The toll that prolonged working hours can take on your mental and physical health cannot be overstated. Research has consistently shown that extended periods of work-related stress and overwork can lead to serious health issues, including increased levels of stress and anxiety. The research findings from the World Health Organization also suggest that working 55 hours or more each week is linked to a 35% higher chance of experiencing a stroke and a 17% higher likelihood of death from ischemic heart disease compared to those working 35-40 hours per week. It’s a steep price to pay for sacrificing your well-being at the altar of work.

Aside from the negative effects on your health, overwork can also negatively affect your company. Many studies have shown that working long hours doesn’t necessarily lead to increased productivity. Instead, chronic overwork and the resulting stress and health problems can actually contribute to absenteeism, higher turnover, and rising health insurance costs for companies. And no matter how good you are at your job, when you’re fatigued and exhausted from working all those long hours, you won’t only be inefficient with your tasks, but you’ll be more likely to make mistakes too.

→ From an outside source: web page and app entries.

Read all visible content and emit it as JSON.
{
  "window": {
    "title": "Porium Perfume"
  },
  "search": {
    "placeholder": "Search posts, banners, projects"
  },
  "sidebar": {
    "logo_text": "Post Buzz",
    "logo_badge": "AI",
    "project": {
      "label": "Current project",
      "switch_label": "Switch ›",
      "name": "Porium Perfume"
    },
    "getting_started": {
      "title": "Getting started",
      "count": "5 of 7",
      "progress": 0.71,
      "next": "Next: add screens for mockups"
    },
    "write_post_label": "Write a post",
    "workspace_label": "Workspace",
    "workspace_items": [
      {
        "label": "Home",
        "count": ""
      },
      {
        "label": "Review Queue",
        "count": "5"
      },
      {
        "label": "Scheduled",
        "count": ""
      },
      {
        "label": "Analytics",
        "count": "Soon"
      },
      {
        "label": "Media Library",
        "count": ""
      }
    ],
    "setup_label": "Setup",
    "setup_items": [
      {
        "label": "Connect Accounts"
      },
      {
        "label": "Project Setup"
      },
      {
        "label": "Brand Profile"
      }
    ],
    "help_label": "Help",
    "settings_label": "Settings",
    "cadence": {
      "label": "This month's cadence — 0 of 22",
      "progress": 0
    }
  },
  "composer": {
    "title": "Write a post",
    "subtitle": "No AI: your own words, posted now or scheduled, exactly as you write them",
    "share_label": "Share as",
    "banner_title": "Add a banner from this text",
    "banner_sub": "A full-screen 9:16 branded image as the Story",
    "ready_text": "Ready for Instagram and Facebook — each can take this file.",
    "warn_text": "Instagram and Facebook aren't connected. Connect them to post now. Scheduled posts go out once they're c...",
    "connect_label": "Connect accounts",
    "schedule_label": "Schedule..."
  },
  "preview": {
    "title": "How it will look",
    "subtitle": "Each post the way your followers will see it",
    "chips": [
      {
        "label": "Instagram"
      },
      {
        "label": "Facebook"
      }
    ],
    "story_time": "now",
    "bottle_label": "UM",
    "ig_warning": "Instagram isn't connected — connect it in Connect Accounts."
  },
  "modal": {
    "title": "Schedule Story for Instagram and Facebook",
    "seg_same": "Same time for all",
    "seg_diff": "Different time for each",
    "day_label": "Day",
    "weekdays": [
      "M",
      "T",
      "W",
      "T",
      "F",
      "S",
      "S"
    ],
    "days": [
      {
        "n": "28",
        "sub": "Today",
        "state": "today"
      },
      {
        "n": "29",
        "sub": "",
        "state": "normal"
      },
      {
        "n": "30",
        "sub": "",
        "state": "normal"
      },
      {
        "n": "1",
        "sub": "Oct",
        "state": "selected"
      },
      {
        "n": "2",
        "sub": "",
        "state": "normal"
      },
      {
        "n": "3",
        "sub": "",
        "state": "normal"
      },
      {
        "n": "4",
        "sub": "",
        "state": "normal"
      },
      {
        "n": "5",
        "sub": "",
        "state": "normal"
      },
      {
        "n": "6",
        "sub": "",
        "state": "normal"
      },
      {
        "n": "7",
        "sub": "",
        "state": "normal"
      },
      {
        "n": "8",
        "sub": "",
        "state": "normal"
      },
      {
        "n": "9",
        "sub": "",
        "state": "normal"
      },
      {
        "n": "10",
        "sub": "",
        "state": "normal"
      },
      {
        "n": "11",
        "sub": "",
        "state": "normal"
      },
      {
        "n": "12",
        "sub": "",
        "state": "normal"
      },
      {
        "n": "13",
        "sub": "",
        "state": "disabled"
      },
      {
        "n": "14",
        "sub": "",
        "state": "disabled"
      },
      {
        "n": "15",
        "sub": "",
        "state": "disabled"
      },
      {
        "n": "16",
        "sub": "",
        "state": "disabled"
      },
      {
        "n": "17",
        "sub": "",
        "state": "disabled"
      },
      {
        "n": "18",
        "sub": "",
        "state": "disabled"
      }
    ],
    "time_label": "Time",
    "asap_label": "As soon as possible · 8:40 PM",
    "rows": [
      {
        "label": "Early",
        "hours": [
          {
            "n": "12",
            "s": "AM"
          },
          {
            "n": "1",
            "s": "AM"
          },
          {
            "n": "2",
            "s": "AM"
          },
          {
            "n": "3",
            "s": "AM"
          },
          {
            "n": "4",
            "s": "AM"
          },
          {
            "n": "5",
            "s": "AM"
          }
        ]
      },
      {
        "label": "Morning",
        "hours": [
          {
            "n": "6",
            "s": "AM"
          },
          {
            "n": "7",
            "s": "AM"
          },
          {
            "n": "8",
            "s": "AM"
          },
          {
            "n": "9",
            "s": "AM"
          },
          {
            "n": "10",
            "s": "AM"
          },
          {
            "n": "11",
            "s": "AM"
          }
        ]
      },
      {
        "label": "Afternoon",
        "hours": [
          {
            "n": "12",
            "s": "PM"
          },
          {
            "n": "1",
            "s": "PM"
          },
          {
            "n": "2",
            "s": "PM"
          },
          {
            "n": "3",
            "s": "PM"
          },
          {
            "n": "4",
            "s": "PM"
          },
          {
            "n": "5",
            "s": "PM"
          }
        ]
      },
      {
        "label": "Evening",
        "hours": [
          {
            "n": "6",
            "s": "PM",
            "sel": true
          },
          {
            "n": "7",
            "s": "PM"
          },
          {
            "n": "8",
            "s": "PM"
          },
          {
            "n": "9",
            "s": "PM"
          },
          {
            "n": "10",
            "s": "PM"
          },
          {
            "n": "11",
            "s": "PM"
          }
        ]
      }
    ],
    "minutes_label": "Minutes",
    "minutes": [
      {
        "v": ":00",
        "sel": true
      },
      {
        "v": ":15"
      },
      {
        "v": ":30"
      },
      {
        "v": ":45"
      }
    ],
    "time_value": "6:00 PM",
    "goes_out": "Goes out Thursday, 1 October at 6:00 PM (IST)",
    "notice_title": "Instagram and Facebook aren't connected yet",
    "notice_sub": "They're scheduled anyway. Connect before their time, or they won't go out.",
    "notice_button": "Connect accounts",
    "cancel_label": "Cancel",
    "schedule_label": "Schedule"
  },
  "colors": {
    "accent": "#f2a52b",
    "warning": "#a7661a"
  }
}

A 2021 Work and Well-being Survey by The American Psychological Association, which involved 1,501 U.S. adult workers, revealed that 79% of employees had experienced stress related to their work in the month preceding the survey. Almost 3 in 5 employees reported feeling the negative impacts of work-related stress. This included a lack of interest, motivation, or energy for 26% of respondents and a lack of effort at work for 19%.

The bottom line? Overwork not only jeopardizes your health but also seriously compromises your effectiveness in the workplace.

Leaving work on time enhances work-life balance

Ah, yes, work-life balance. Isn’t that what most, if not all of us, want to achieve? That’s why it’s become the subject of so many self-help books and seminars. And I’m no certified life coach or productivity guru, but I can tell you for certain that one of the steps you can take to get closer to the ever-elusive work-life balance is not spending all of your time at the office.

Leaving work on time provides a valuable opportunity to detach from professional duties and allocate quality time to activities that bring personal joy and fulfillment. Whether it’s socializing with friends, enjoying a leisurely stroll with your dog, or finally delving into that book patiently waiting on your shelf, these seemingly simple pleasures play a crucial role in recharging your mental and emotional batteries. This way, you can get back to work with a refreshed mindset and renewed motivation.

Leaving on time forces you to be disciplined

We all know discipline is important in personal and professional success. And even something as simple as setting yourself up to leave work on time every day can be a way to force yourself to be more disciplined with how you handle your time at work.

Let’s go back to what Parkinson’s law says: “Work will expand or contract to fill the time available for it.” If you keep procrastinating and stretching your work deadlines, you’re bound to extend your hours at the office at the end of the day. But if you set clear and non-negotiable deadlines for yourself, you’ll be forced to finish tasks and projects within the allotted time. By imposing a boundary on your work hours, you force yourself to be more disciplined, prioritize tasks, make efficient decisions, and avoid unnecessary procrastination.

Final Thoughts

There’s nothing wrong with working a few extra hours every once in a while, especially if you love doing your job. But if you find yourself spending more time at the office than necessary, feeling a diminishing sense of motivation, or experiencing persistent brain fog, then that may be your body telling you to take a step back and re-evaluate your work-life balance.

The evidence is clear: chronic overwork is not good for you or your company. So, do yourself and your company a favor by trying out the five strategies outlined in this guide. These will help you take control of your workday and finish what you need to do by the end of your shift. This, in turn, will allow you to leave the office on time so you can recharge and be at your optimal for the next workday. Cheers!